The Exhibition Goods Shed, a timber and corrugated iron structure, originally formed the central avenue of the International Exhibition of 1880-81 in the Carlton Gardens. It was relocated to the Spencer Street rail yards in 1881, where it functioned as the grain store accommodating bagged brewers grain.
The structure of the shed, probably designed by notable architectural firm Reed and Barnes, who were responsible for the Exhibition Buildings, consists of a truss form (modified scissor type), unusual in industrial buildings and more commonly found in ecclesiastical buildings.
The structure was reduced in height when relocated in 1881, and until 1989 was approximately 820 feet long. The surviving section of seven bays (105 feet) is a small fragment of the original.
This building was relocated to the Bylands museum site of the TMSV over 1999-2001, to make way for the Docklands redevelopment. This work was funded by the Docklands Authority, and performed by Kane Constructions under the direction of the architects Allom Lovell & Associates.
It is intended to use this building for two prime functions at Bylands.

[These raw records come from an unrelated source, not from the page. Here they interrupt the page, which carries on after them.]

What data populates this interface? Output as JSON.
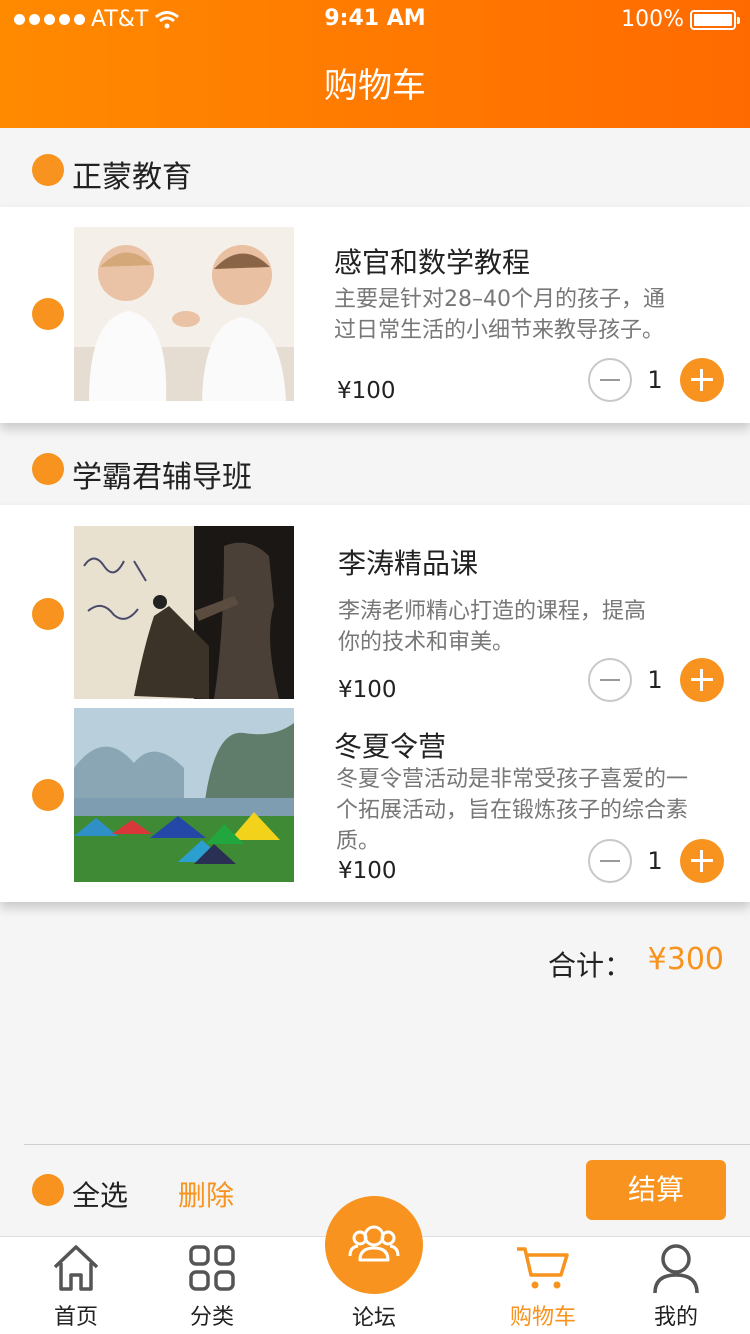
{
  "status_bar": {
    "carrier": "AT&T",
    "time": "9:41 AM",
    "battery": "100%"
  },
  "header": {
    "title": "购物车"
  },
  "shops": [
    {
      "name": "正蒙教育",
      "items": [
        {
          "title": "感官和数学教程",
          "desc": "主要是针对28–40个月的孩子，通过日常生活的小细节来教导孩子。",
          "price": "¥100",
          "qty": "1"
        }
      ]
    },
    {
      "name": "学霸君辅导班",
      "items": [
        {
          "title": "李涛精品课",
          "desc": "李涛老师精心打造的课程，提高你的技术和审美。",
          "price": "¥100",
          "qty": "1"
        },
        {
          "title": "冬夏令营",
          "desc": "冬夏令营活动是非常受孩子喜爱的一个拓展活动，旨在锻炼孩子的综合素质。",
          "price": "¥100",
          "qty": "1"
        }
      ]
    }
  ],
  "summary": {
    "total_label": "合计：",
    "total_value": "¥300"
  },
  "actions": {
    "select_all": "全选",
    "delete": "删除",
    "checkout": "结算"
  },
  "tabs": [
    {
      "label": "首页",
      "icon": "home-icon"
    },
    {
      "label": "分类",
      "icon": "grid-icon"
    },
    {
      "label": "论坛",
      "icon": "users-icon"
    },
    {
      "label": "购物车",
      "icon": "cart-icon",
      "active": true
    },
    {
      "label": "我的",
      "icon": "person-icon"
    }
  ],
  "colors": {
    "accent": "#f7931e",
    "header_start": "#ff8a00",
    "header_end": "#ff6a00"
  }
}
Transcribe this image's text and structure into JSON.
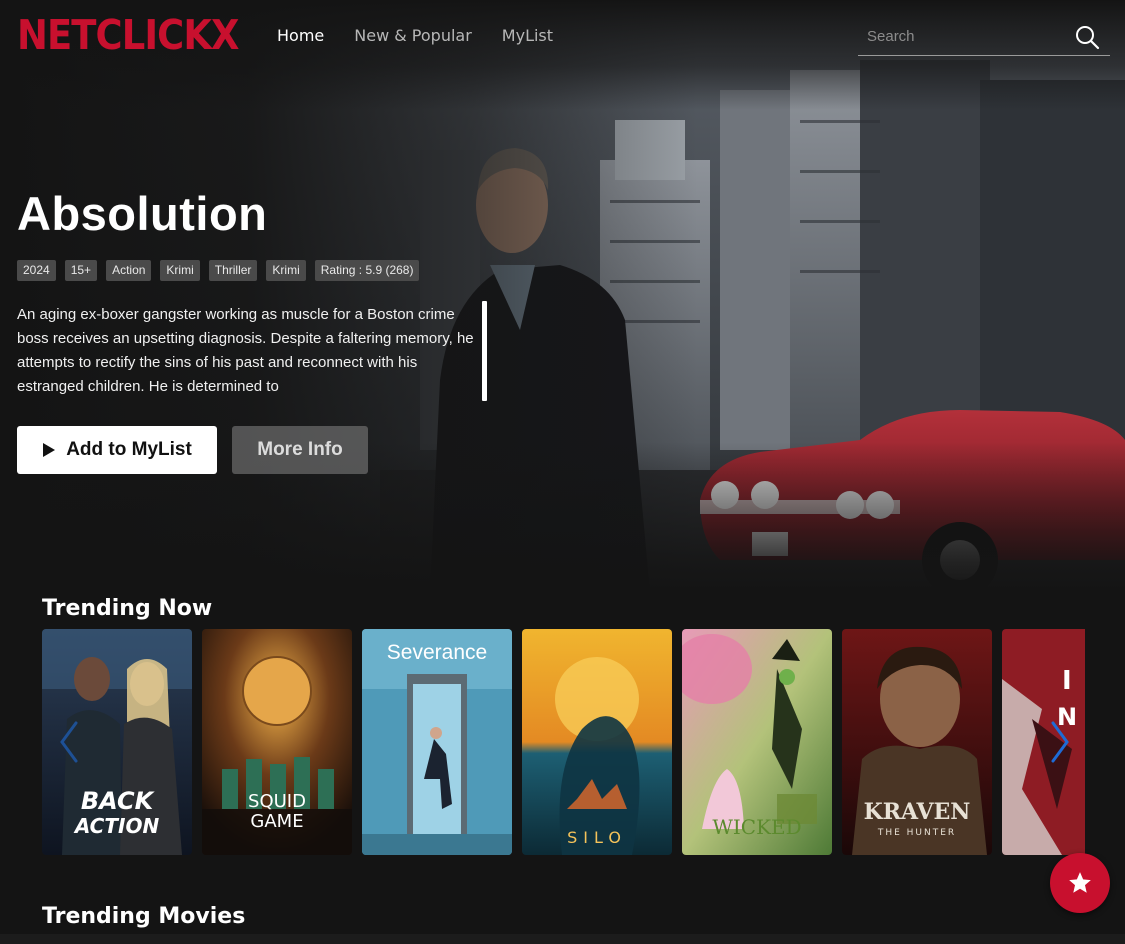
{
  "nav": {
    "logo": "NETCLICKX",
    "links": [
      {
        "label": "Home",
        "active": true
      },
      {
        "label": "New & Popular",
        "active": false
      },
      {
        "label": "MyList",
        "active": false
      }
    ],
    "search_placeholder": "Search",
    "search_icon": "search-icon"
  },
  "hero": {
    "title": "Absolution",
    "tags": [
      "2024",
      "15+",
      "Action",
      "Krimi",
      "Thriller",
      "Krimi",
      "Rating : 5.9 (268)"
    ],
    "description": "An aging ex-boxer gangster working as muscle for a Boston crime boss receives an upsetting diagnosis. Despite a faltering memory, he attempts to rectify the sins of his past and reconnect with his estranged children. He is determined to",
    "add_button_label": "Add to MyList",
    "add_button_icon": "play-icon",
    "more_button_label": "More Info"
  },
  "rows": [
    {
      "title": "Trending Now",
      "posters": [
        {
          "title": "BACK IN ACTION",
          "art_text": "BACK IN ACTION"
        },
        {
          "title": "SQUID GAME",
          "art_text": "SQUID GAME"
        },
        {
          "title": "Severance",
          "art_text": "Severance"
        },
        {
          "title": "SILO",
          "art_text": "SILO"
        },
        {
          "title": "WICKED",
          "art_text": "WICKED"
        },
        {
          "title": "KRAVEN THE HUNTER",
          "art_text": "KRAVEN THE HUNTER"
        },
        {
          "title": "",
          "art_text": ""
        }
      ]
    },
    {
      "title": "Trending Movies",
      "posters": []
    }
  ],
  "fab_icon": "star-icon",
  "colors": {
    "brand": "#c8102e",
    "background": "#141414",
    "tag_bg": "#4a4a4a",
    "arrow": "#1e6bd6"
  }
}
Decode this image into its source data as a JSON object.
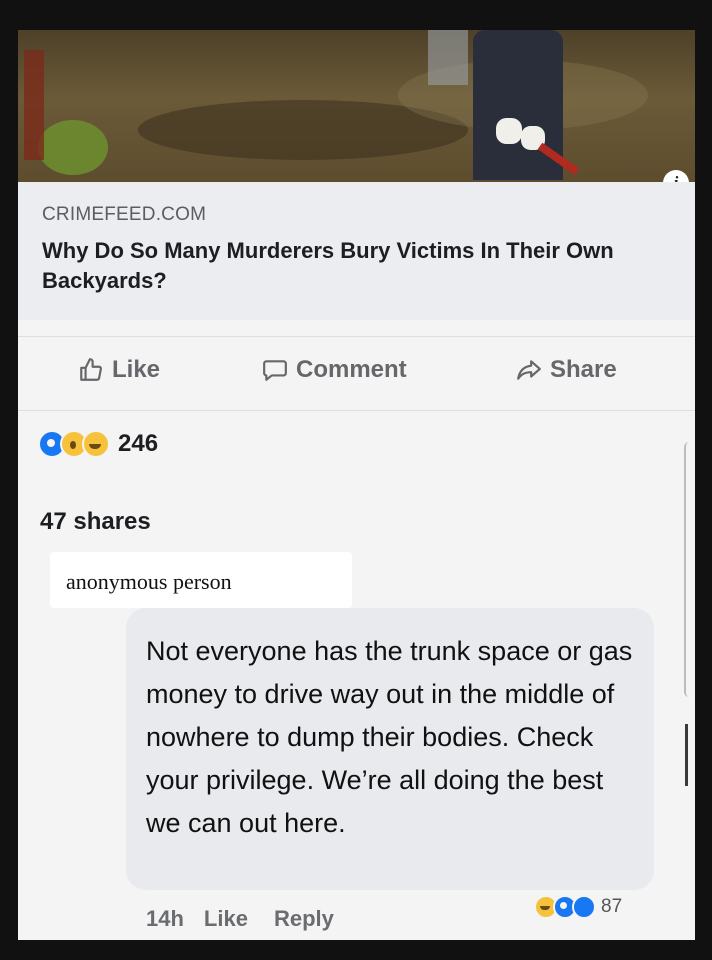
{
  "link_preview": {
    "domain": "CRIMEFEED.COM",
    "headline": "Why Do So Many Murderers Bury Victims In Their Own Backyards?",
    "info_icon": "info-icon",
    "info_glyph": "i"
  },
  "actions": {
    "like_label": "Like",
    "comment_label": "Comment",
    "share_label": "Share"
  },
  "post_stats": {
    "reaction_icons": [
      "like-reaction-icon",
      "wow-reaction-icon",
      "haha-reaction-icon"
    ],
    "reaction_count": "246",
    "shares": "47 shares"
  },
  "comment": {
    "author": "anonymous person",
    "text": "Not everyone has the trunk space or gas money to drive way out in the middle of nowhere to dump their bodies. Check your privilege. We’re all doing the best we can out here.",
    "time": "14h",
    "like_label": "Like",
    "reply_label": "Reply",
    "reaction_count": "87"
  },
  "colors": {
    "like_blue": "#1877f2",
    "reaction_yellow": "#f7c23b",
    "muted_text": "#65676b"
  }
}
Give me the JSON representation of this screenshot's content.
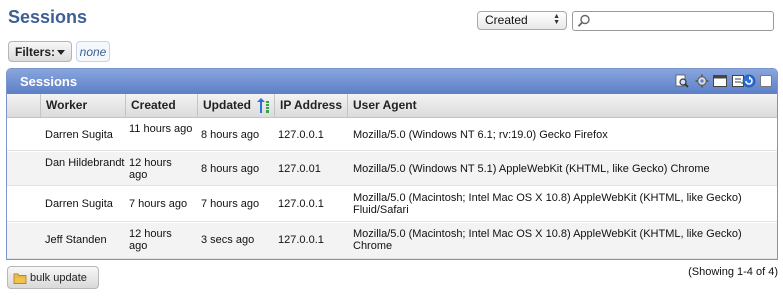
{
  "header": {
    "title": "Sessions",
    "sort_value": "Created",
    "search_value": ""
  },
  "filters": {
    "label": "Filters:",
    "value": "none"
  },
  "panel": {
    "title": "Sessions",
    "tools": [
      "search-icon",
      "gear-icon",
      "layout-icon",
      "export-icon",
      "refresh-icon"
    ]
  },
  "table": {
    "columns": [
      "Worker",
      "Created",
      "Updated",
      "IP Address",
      "User Agent"
    ],
    "sorted_column": "Updated",
    "rows": [
      {
        "worker": "Darren Sugita",
        "created": "11 hours ago",
        "updated": "8 hours ago",
        "ip": "127.0.0.1",
        "agent": "Mozilla/5.0 (Windows NT 6.1; rv:19.0) Gecko Firefox"
      },
      {
        "worker": "Dan Hildebrandt",
        "created": "12 hours ago",
        "updated": "8 hours ago",
        "ip": "127.0.01",
        "agent": "Mozilla/5.0 (Windows NT 5.1) AppleWebKit (KHTML, like Gecko) Chrome"
      },
      {
        "worker": "Darren Sugita",
        "created": "7 hours ago",
        "updated": "7 hours ago",
        "ip": "127.0.0.1",
        "agent": "Mozilla/5.0 (Macintosh; Intel Mac OS X 10.8) AppleWebKit (KHTML, like Gecko) Fluid/Safari"
      },
      {
        "worker": "Jeff Standen",
        "created": "12 hours ago",
        "updated": "3 secs ago",
        "ip": "127.0.0.1",
        "agent": "Mozilla/5.0 (Macintosh; Intel Mac OS X 10.8) AppleWebKit (KHTML, like Gecko) Chrome"
      }
    ]
  },
  "footer": {
    "bulk_label": "bulk update",
    "showing": "(Showing 1-4 of 4)"
  }
}
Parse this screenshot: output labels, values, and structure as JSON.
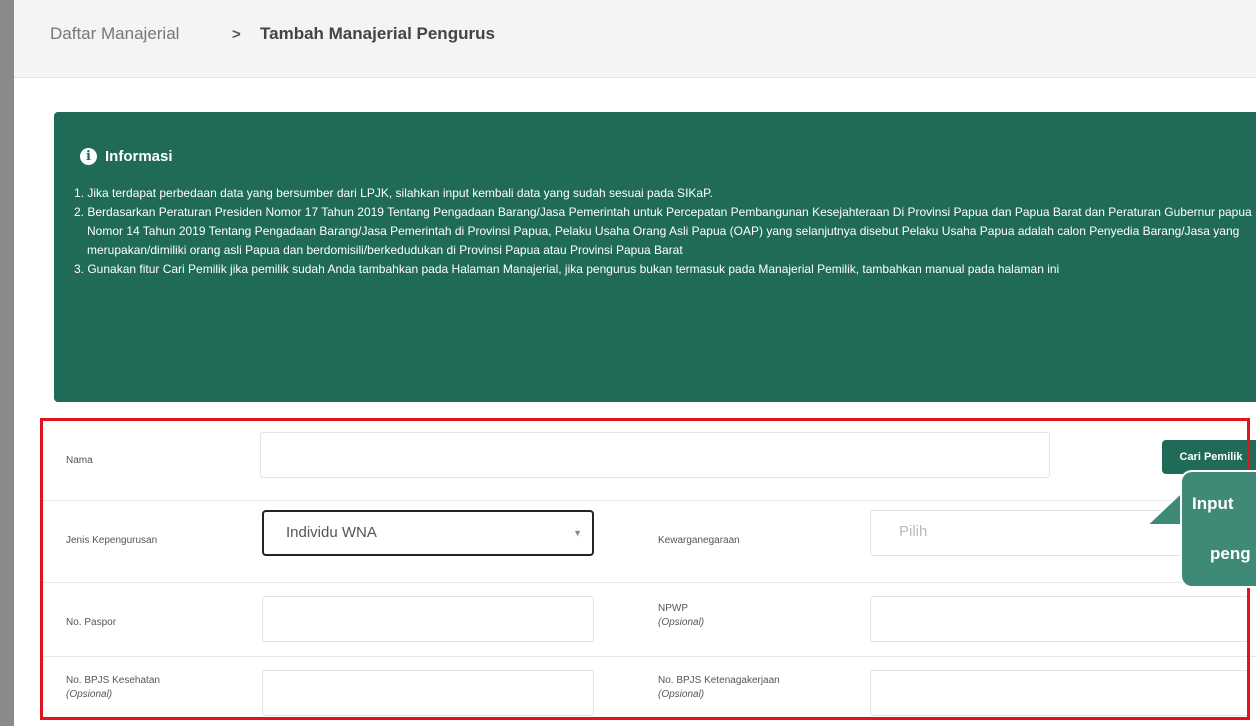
{
  "breadcrumb": {
    "parent": "Daftar Manajerial",
    "separator": ">",
    "current": "Tambah Manajerial Pengurus"
  },
  "info": {
    "title": "Informasi",
    "items": [
      "1. Jika terdapat perbedaan data yang bersumber dari LPJK, silahkan input kembali data yang sudah sesuai pada SIKaP.",
      "2. Berdasarkan Peraturan Presiden Nomor 17 Tahun 2019 Tentang Pengadaan Barang/Jasa Pemerintah untuk Percepatan Pembangunan Kesejahteraan Di Provinsi Papua dan Papua Barat dan Peraturan Gubernur papua Nomor 14 Tahun 2019 Tentang Pengadaan Barang/Jasa Pemerintah di Provinsi Papua, Pelaku Usaha Orang Asli Papua (OAP) yang selanjutnya disebut Pelaku Usaha Papua adalah calon Penyedia Barang/Jasa yang merupakan/dimiliki orang asli Papua dan berdomisili/berkedudukan di Provinsi Papua atau Provinsi Papua Barat",
      "3. Gunakan fitur Cari Pemilik jika pemilik sudah Anda tambahkan pada Halaman Manajerial, jika pengurus bukan termasuk pada Manajerial Pemilik, tambahkan manual pada halaman ini"
    ]
  },
  "form": {
    "nama_label": "Nama",
    "nama_value": "",
    "cari_pemilik_button": "Cari Pemilik",
    "jenis_label": "Jenis Kepengurusan",
    "jenis_value": "Individu WNA",
    "kewarganegaraan_label": "Kewarganegaraan",
    "kewarganegaraan_placeholder": "Pilih",
    "paspor_label": "No. Paspor",
    "npwp_label": "NPWP",
    "npwp_note": "(Opsional)",
    "bpjs_kes_label": "No. BPJS Kesehatan",
    "bpjs_kes_note": "(Opsional)",
    "bpjs_tk_label": "No. BPJS Ketenagakerjaan",
    "bpjs_tk_note": "(Opsional)"
  },
  "callout": {
    "line1": "Input",
    "line2": "peng"
  },
  "colors": {
    "primary": "#1f6b57",
    "highlight": "#e0141d",
    "callout": "#3f8a76"
  }
}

The first is as a tram restoration workshop, and the second as a display for major tramway-related artefacts.
The building is of historical significance as the only known remnant surviving from the extensive timber buildings of the Melbourne International Exhibition of 1880-81. The Exhibition was a major event in Melbournes late-19th century history. It reflected the growing wealth and confidence of the city in the wake of the gold rushes. International Exhibitions were held in several major cities throughout the world during the 19th and early 20th centuries, celebrating mainly Western industrial and commercial achievements, but traces of the buildings erected for the purpose are now rare, giving any surviving buildings added importance.
Furthermore it is one of the oldest remnants of the great 19th century railway goods sheds. By far the greatest part of the sheds history was spent serving as a grain store and goods shed in the Spencer Street rail yards. It thus remains as an important reminder of the character and scale of railway infrastructure when the railways were the main means of transporting bulk goods, and of the important role played by the railways in the development of the State.
The Exhibition Goods Shed is of architectural significance as a rare surviving example of a 19th century international exhibition building. Although substantially reduced from its original size, it is possible to gain some impression of the original scale of the building, and the unusual scissor truss construction is plainly evident.
This building is a listed heritage place under the Heritage Act (1995).
Content copyright © Russell Jones 2001-3. Reproduced with permission.